[STORED DATA — start]

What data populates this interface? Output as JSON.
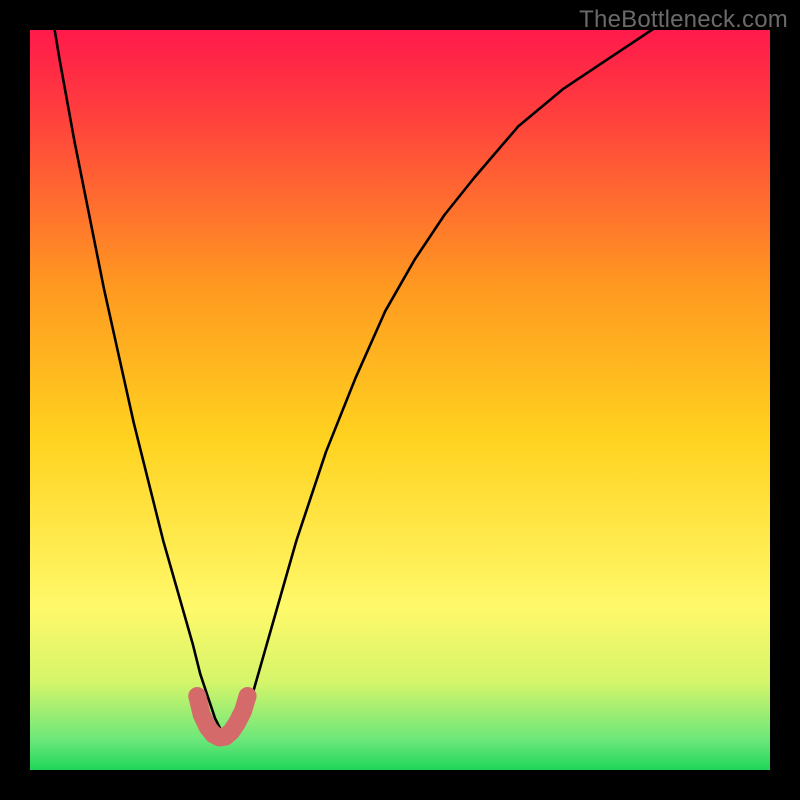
{
  "watermark": "TheBottleneck.com",
  "chart_data": {
    "type": "line",
    "title": "",
    "xlabel": "",
    "ylabel": "",
    "xlim": [
      0,
      100
    ],
    "ylim": [
      0,
      100
    ],
    "grid": false,
    "series": [
      {
        "name": "bottleneck-curve",
        "x": [
          0,
          2,
          4,
          6,
          8,
          10,
          12,
          14,
          16,
          18,
          20,
          22,
          23,
          24,
          25,
          26,
          27,
          28,
          29,
          30,
          32,
          34,
          36,
          38,
          40,
          44,
          48,
          52,
          56,
          60,
          66,
          72,
          78,
          84,
          90,
          96,
          100
        ],
        "y": [
          120,
          108,
          96,
          85,
          75,
          65,
          56,
          47,
          39,
          31,
          24,
          17,
          13,
          10,
          7,
          5,
          4,
          5,
          7,
          10,
          17,
          24,
          31,
          37,
          43,
          53,
          62,
          69,
          75,
          80,
          87,
          92,
          96,
          100,
          103,
          105.5,
          107
        ]
      },
      {
        "name": "optimal-zone-marker",
        "x": [
          22.6,
          23.2,
          24.0,
          24.8,
          25.6,
          26.4,
          27.2,
          28.0,
          28.8,
          29.4
        ],
        "y": [
          10.0,
          7.5,
          5.8,
          4.8,
          4.4,
          4.5,
          5.2,
          6.4,
          8.0,
          10.0
        ]
      }
    ],
    "bands": [
      {
        "name": "green-band",
        "y0": 0,
        "y1": 6,
        "color": "#1fd65a"
      },
      {
        "name": "fade-band",
        "y0": 6,
        "y1": 22,
        "color_top": "#fff9b0",
        "color_bottom": "#6be77a"
      }
    ],
    "background_gradient": {
      "top": "#ff1a4b",
      "mid": "#ffd21f",
      "bottom": "#1fd65a"
    }
  }
}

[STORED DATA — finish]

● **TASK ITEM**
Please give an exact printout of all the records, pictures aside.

● **ANSWER SECTION**
What data populates this interface? Output as JSON.
{
  "watermark": "TheBottleneck.com",
  "chart_data": {
    "type": "line",
    "title": "",
    "xlabel": "",
    "ylabel": "",
    "xlim": [
      0,
      100
    ],
    "ylim": [
      0,
      100
    ],
    "grid": false,
    "series": [
      {
        "name": "bottleneck-curve",
        "x": [
          0,
          2,
          4,
          6,
          8,
          10,
          12,
          14,
          16,
          18,
          20,
          22,
          23,
          24,
          25,
          26,
          27,
          28,
          29,
          30,
          32,
          34,
          36,
          38,
          40,
          44,
          48,
          52,
          56,
          60,
          66,
          72,
          78,
          84,
          90,
          96,
          100
        ],
        "y": [
          120,
          108,
          96,
          85,
          75,
          65,
          56,
          47,
          39,
          31,
          24,
          17,
          13,
          10,
          7,
          5,
          4,
          5,
          7,
          10,
          17,
          24,
          31,
          37,
          43,
          53,
          62,
          69,
          75,
          80,
          87,
          92,
          96,
          100,
          103,
          105.5,
          107
        ]
      },
      {
        "name": "optimal-zone-marker",
        "x": [
          22.6,
          23.2,
          24.0,
          24.8,
          25.6,
          26.4,
          27.2,
          28.0,
          28.8,
          29.4
        ],
        "y": [
          10.0,
          7.5,
          5.8,
          4.8,
          4.4,
          4.5,
          5.2,
          6.4,
          8.0,
          10.0
        ]
      }
    ],
    "bands": [
      {
        "name": "green-band",
        "y0": 0,
        "y1": 6,
        "color": "#1fd65a"
      },
      {
        "name": "fade-band",
        "y0": 6,
        "y1": 22,
        "color_top": "#fff9b0",
        "color_bottom": "#6be77a"
      }
    ],
    "background_gradient": {
      "top": "#ff1a4b",
      "mid": "#ffd21f",
      "bottom": "#1fd65a"
    }
  }
}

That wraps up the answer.